- While marking out your grocery shopping list, check for weekly sales for any stores you will be shopping at. Weekly sales ads can often be found in your mailbox, in your local paper, and online at the store’s website. Taking advantage of weekly sales can help you save money on groceries.
- A great frugal tip is to pair coupons with any sales. This will give you a greater discount and savings. Coupons are usually in Sunday papers, plus you can find printable coupons at Coupons.com, where you can print each coupon twice. If your local store doubles or triples coupons on certain days, try to shop on those days when you have coupons to use to help maximize your savings.
- Buy food you have to cook, rather than food that’s already prepared. In general, the more prepared something is, the more it costs. While convenience foods are nice, they’re usually costly. You can get the most stretch out of your money when you buy foods you have to prepare.
- Learn to know the difference in what you want verses what you need. Ladies, a lot of you like to wear makeup. You want it. But here’s the cold hard truth – you don’t need it. If you’re having a difficult time buying food, it’s time to stop spending money on makeup. A lot of you like to eat out. You want to eat out. But you don’t need to eat out. If you’re having a hard time buying food, it’s time to stop spending money on eating out. You get the idea.
- Prioritize your grocery buying list (see #1 above). Once you get a list made, decide what you need the most and write the list in order of what you need the most, putting the most needed at the top and moving downward. When you get to the end, it should be what you need the least. Making a list in this manner will assure that you should be able to get the grocery items you need most of all first.
- Young moms with children in diapers, you can save a lot of money when you use cloth diapers for your baby. Yes, I know it’s not as convenient as disposable diapers. But when you’re having a hard time putting food on the table, it’s time to do what all of us before you did – use cloth diapers. Save the disposable diapers for night time or going somewhere. When you’re at home, save yourself a lot of money by using cloth diapers. Use the money you save from not buying expensive disposable diapers to buy food and groceries.

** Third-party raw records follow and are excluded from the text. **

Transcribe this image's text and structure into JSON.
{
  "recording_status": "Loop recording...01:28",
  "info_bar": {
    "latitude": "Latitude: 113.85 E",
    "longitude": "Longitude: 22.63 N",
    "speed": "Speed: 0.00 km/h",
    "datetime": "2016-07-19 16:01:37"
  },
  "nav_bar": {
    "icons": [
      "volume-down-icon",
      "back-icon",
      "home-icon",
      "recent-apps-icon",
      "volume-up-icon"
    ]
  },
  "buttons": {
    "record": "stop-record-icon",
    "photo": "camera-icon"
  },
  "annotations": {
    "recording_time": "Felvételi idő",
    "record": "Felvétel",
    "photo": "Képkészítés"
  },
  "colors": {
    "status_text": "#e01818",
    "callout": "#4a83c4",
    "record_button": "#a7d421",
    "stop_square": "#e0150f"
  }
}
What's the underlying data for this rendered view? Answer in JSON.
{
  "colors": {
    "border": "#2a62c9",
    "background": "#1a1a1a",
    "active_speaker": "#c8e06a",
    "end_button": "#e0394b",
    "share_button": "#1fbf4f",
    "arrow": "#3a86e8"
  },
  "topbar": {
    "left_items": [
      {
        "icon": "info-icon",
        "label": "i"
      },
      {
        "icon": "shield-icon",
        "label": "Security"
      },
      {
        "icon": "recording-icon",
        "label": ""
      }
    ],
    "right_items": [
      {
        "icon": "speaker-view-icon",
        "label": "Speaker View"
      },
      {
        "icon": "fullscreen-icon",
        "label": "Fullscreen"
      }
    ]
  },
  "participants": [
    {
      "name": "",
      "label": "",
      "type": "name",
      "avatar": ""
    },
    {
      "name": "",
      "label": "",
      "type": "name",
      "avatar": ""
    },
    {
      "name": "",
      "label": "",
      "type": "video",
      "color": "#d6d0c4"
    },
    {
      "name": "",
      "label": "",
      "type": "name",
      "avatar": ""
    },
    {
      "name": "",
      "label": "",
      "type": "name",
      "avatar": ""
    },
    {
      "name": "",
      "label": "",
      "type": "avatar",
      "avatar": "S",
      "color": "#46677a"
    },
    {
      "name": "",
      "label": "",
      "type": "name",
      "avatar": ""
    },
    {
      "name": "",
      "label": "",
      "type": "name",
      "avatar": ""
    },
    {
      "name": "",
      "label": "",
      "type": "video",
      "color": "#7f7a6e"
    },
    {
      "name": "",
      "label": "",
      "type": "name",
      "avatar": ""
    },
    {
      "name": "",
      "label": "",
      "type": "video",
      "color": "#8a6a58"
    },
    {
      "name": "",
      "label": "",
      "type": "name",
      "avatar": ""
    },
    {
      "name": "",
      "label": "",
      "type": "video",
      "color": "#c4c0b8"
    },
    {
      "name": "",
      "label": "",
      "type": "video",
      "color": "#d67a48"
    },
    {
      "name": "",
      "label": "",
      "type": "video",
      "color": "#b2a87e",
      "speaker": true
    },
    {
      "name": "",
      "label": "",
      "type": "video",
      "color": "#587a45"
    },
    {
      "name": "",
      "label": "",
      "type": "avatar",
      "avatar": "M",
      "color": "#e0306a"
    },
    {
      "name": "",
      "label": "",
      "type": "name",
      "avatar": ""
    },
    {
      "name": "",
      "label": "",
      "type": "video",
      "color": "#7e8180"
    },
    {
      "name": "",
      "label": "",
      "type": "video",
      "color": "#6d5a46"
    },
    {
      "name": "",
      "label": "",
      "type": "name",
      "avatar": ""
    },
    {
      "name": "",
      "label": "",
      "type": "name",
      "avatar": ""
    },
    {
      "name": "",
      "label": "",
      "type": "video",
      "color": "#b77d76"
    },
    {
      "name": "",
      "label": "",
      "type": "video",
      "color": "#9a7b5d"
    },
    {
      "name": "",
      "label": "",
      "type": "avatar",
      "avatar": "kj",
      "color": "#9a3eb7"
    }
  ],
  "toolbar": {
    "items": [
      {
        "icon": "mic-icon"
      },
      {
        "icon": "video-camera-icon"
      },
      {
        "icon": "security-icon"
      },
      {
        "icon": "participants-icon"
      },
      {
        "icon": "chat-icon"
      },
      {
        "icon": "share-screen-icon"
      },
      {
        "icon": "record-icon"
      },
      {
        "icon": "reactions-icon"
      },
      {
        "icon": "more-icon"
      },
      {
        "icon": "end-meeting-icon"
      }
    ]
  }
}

- A lot of stores have markdowns on food items that are about to come to the best sell by date or best used by date. When you see meat marked down like this, it can be frozen and be food for anywhere from a month more to four or five months more. If the amount of meat is too much for one meal, divide it up before freezing it. Put it in plastic freezer containers, zipper freezer bags, wrap well in foil, or wrap in freezer paper. You can use some masking tape or freezer tape and mark the date if you want to.
- Cut out most soft drinks and junk type foods. Buy real food, healthy food when possible. Leave the sugary soft drinks, chips, donuts, cakes, pies, cookies, candy, etc. Save those kinds of things for special occasions like birthdays and such. When money is tight, spending it on junk food simply isn’t wise.
- If you have space, consider growing your own veggies. Some veggies are fairly easy to grow. Some of the most popular are tomatoes, peppers, cucumbers, carrots, squash, etc. If you do opt to grow you own veggies, be sure to buy only heirloom seeds.
- Try to stock up on some basic inexpensive food items so that you always have something to fall back on if times get super tough and you can’t afford to buy food for a pay period. These basic foods include food items such as:
- brown rice
- dry beans
- ramen noodles
- pancake mix
- tater tots
- corn meal
- fresh chicken
- can veggies (peas, beans, carrots, potatoes, etc.)
- frozen veggies (broccoli, squash, etc.)
- dry powered milk
Saving money on groceries isn’t easy, that’s a given. It might mean totally changing the way you normally shop and what you normally buy. It means stop eating out, to cook and eat at home. It means getting the most out of your dollar, stretching it as best as you can, to get the most food in today’s high inflation world.
But the good news is that you can do it! It’ll take a little practice, to be sure. Don’t give up, just cut out things you want but don’t actually need and concentrate on what you truly need.